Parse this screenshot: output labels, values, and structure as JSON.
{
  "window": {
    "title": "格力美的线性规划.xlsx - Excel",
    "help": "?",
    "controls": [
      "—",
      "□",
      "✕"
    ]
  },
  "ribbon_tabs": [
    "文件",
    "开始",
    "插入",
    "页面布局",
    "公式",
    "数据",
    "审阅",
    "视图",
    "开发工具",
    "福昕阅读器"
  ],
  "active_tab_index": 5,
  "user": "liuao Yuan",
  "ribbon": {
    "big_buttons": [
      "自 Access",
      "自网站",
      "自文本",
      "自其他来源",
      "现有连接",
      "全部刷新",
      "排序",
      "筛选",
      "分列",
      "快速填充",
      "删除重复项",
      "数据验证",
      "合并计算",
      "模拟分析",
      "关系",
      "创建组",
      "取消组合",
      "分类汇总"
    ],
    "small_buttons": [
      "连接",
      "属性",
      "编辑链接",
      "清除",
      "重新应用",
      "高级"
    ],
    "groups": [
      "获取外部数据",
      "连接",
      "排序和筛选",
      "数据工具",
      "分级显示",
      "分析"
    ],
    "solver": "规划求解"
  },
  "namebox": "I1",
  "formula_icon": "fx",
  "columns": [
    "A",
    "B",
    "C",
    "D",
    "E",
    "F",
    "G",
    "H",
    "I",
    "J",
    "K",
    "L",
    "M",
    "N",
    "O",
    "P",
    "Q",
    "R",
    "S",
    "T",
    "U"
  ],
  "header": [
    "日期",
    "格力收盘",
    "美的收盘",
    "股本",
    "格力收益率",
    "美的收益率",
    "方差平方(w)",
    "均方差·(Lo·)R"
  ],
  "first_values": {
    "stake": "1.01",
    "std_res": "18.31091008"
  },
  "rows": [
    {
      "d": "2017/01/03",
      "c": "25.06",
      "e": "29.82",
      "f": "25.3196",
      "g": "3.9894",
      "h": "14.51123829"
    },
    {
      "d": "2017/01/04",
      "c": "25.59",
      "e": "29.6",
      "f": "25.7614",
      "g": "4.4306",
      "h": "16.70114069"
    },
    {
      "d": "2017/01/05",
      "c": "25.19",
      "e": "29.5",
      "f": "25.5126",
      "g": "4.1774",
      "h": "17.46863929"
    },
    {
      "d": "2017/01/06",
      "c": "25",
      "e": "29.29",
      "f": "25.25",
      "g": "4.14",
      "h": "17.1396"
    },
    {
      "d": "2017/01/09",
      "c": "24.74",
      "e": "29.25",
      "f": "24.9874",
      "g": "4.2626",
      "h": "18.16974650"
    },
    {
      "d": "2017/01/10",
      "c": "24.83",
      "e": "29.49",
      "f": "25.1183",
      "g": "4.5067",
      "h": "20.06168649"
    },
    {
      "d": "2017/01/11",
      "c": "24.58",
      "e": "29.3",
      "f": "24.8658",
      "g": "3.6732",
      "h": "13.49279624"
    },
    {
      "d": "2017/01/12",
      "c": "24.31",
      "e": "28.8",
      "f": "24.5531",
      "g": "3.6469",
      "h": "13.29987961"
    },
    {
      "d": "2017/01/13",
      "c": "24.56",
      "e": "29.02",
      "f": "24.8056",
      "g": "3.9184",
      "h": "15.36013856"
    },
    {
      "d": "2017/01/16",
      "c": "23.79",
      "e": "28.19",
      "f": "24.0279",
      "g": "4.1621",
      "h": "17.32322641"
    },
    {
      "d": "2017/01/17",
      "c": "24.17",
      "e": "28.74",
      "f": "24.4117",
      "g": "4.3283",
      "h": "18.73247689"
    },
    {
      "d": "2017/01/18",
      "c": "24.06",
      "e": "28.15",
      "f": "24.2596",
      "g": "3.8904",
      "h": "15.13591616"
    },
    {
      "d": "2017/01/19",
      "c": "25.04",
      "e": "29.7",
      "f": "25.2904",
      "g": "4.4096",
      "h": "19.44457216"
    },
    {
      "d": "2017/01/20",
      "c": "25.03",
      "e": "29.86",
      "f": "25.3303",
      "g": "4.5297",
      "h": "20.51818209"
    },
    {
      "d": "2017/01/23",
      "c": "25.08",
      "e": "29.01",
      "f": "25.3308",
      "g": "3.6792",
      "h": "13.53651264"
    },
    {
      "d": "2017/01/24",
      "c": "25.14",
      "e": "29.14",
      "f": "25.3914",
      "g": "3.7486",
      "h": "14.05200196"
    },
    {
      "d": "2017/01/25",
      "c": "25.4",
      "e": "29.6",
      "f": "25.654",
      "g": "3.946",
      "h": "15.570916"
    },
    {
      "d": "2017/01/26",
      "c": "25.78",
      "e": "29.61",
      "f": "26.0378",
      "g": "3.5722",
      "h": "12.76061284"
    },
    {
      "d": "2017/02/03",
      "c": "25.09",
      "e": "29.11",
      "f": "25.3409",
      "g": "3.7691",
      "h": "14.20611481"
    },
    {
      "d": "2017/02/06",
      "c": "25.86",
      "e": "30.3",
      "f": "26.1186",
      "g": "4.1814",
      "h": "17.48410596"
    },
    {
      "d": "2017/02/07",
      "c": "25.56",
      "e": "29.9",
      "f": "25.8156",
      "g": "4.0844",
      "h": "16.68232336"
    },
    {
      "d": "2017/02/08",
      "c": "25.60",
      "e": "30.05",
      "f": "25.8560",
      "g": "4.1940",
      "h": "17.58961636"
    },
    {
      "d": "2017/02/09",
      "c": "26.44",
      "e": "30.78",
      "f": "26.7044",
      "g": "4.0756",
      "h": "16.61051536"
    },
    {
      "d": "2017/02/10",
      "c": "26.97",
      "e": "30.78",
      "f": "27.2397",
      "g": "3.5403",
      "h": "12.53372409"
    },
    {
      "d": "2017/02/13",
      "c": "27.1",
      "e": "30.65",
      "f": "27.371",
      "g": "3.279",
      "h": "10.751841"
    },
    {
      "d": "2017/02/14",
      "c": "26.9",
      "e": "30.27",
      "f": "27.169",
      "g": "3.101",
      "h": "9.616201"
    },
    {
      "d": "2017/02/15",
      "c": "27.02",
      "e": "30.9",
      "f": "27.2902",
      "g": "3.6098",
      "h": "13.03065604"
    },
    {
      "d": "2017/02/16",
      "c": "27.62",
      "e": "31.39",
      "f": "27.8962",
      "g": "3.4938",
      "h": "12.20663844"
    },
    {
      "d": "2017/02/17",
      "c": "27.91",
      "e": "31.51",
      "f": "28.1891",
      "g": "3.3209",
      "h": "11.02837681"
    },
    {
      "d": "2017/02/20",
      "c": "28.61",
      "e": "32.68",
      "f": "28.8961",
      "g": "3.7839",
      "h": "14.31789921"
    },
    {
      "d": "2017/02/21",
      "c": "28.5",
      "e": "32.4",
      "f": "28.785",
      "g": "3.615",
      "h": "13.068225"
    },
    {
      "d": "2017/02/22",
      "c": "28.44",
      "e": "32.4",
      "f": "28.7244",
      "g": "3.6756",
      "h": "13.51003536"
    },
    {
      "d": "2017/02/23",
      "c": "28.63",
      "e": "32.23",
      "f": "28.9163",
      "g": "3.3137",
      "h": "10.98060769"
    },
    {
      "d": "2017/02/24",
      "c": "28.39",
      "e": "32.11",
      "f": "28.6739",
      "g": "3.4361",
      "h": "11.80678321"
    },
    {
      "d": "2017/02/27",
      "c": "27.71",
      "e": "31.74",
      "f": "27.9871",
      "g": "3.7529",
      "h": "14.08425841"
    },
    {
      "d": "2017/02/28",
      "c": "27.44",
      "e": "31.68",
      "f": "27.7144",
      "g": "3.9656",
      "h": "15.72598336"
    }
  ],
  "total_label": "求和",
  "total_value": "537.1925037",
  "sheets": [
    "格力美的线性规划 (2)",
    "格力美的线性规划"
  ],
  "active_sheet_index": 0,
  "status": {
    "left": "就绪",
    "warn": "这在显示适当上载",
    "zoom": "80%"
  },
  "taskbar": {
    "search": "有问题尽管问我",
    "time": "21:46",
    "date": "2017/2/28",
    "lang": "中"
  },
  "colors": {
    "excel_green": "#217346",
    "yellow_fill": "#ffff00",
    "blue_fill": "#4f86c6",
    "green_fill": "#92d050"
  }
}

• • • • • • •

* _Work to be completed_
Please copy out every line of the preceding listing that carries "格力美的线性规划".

* _Result_
    "title": "格力美的线性规划.xlsx - Excel",
    "格力美的线性规划 (2)",
    "格力美的线性规划"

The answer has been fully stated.